RECORDS SUPPLIED ->
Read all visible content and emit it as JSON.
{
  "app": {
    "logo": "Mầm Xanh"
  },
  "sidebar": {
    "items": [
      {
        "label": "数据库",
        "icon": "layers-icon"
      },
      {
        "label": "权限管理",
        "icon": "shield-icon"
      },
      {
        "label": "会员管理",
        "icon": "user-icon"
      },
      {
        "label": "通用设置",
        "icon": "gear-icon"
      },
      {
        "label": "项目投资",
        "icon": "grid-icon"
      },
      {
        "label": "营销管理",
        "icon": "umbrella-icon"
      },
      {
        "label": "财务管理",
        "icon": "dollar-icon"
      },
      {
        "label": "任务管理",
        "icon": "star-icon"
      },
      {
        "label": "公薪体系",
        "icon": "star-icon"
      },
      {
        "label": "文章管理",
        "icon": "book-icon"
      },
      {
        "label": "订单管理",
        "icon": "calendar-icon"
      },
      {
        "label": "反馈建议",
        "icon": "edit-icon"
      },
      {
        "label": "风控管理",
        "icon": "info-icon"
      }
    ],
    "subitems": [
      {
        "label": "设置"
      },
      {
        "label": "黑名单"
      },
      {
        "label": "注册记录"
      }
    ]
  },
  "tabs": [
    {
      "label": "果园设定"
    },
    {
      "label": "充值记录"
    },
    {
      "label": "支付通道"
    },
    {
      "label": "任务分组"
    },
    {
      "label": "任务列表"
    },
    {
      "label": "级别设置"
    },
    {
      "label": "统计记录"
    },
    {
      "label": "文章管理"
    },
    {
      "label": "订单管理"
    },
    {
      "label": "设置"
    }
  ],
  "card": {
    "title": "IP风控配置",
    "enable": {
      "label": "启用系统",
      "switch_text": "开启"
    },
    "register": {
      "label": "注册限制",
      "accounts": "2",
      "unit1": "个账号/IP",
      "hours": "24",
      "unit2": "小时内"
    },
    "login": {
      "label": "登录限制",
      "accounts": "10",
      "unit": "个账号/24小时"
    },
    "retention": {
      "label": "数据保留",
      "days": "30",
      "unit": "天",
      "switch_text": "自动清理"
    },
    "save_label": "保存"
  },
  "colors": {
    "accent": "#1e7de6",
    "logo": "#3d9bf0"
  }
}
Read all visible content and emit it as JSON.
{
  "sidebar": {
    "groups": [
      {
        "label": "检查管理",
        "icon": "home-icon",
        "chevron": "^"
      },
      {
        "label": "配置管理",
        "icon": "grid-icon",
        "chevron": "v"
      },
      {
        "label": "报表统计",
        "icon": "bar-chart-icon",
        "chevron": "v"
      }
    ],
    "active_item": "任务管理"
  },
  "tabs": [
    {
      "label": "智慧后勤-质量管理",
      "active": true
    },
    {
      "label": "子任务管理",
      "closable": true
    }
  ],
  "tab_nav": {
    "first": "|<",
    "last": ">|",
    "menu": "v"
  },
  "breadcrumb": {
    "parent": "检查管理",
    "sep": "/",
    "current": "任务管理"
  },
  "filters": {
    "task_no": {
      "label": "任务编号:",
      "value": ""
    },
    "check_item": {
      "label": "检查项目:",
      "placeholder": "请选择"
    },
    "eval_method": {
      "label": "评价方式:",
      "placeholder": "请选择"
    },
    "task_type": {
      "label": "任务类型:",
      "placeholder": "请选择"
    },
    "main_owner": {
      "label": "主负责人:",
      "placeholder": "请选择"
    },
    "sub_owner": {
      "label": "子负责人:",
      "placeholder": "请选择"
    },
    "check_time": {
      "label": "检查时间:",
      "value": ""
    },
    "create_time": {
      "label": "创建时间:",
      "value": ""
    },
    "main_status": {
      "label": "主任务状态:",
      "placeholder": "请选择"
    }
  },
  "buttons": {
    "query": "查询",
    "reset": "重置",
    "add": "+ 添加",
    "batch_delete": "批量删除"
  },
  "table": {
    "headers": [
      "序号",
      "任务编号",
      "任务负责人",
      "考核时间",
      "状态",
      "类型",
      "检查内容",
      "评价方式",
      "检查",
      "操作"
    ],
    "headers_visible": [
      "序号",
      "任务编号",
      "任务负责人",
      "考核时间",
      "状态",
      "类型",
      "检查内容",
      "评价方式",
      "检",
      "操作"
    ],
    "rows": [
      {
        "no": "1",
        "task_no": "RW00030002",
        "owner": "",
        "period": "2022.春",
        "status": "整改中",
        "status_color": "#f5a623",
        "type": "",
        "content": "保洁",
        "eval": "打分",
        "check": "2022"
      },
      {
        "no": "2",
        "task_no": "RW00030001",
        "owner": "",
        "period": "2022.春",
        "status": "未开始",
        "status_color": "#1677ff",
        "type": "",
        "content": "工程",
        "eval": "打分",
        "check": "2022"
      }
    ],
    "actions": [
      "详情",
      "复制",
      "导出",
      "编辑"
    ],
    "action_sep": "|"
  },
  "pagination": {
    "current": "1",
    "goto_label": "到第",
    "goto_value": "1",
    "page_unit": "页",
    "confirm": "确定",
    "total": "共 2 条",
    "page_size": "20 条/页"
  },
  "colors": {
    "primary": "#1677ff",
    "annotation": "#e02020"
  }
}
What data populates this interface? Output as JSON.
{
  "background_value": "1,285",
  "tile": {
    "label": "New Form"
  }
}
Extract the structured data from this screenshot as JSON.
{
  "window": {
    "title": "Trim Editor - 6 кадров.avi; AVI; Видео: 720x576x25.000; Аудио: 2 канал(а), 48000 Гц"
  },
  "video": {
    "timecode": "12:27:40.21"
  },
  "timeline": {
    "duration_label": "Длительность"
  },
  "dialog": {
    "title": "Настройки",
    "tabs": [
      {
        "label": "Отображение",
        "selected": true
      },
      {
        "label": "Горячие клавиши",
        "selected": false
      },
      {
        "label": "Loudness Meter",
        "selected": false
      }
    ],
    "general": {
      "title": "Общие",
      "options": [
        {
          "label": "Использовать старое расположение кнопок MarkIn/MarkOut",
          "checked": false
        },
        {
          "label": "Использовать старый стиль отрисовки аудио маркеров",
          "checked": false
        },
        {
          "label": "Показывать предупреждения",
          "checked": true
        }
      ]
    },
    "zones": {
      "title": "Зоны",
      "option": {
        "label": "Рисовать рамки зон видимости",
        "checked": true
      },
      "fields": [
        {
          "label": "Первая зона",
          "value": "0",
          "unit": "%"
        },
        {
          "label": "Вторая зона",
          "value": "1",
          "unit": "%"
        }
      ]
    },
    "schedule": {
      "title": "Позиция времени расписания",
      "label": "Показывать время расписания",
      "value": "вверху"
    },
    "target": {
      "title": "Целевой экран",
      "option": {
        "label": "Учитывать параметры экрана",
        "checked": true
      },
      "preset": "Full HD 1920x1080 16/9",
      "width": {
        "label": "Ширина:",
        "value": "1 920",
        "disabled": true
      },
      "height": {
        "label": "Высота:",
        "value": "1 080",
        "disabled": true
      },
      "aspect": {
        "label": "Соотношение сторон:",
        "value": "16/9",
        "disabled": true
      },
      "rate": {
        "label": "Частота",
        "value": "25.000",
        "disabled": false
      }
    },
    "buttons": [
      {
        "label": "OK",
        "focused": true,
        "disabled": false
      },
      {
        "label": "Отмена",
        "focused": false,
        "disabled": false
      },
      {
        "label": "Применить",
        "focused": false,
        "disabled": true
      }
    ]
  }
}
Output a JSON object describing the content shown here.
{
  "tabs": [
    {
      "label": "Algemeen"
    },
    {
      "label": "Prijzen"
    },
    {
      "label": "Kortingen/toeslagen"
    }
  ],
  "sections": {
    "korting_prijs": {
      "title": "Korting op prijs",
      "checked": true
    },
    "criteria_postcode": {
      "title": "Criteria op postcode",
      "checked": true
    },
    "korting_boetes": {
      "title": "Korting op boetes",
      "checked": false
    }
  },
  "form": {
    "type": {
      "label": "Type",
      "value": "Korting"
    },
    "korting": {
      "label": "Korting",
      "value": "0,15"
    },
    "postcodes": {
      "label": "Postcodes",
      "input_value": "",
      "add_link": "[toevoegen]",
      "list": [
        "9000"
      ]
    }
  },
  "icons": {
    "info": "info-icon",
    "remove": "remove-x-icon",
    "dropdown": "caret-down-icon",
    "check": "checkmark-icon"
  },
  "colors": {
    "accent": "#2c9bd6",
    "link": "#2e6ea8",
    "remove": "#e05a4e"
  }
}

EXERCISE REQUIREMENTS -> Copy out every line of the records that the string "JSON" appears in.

TASK ANSWER ->
Read all visible content and emit it as JSON.
Read all visible content and emit it as JSON.
What data populates this interface? Output as JSON.
Extract the structured data from this screenshot as JSON.
Output a JSON object describing the content shown here.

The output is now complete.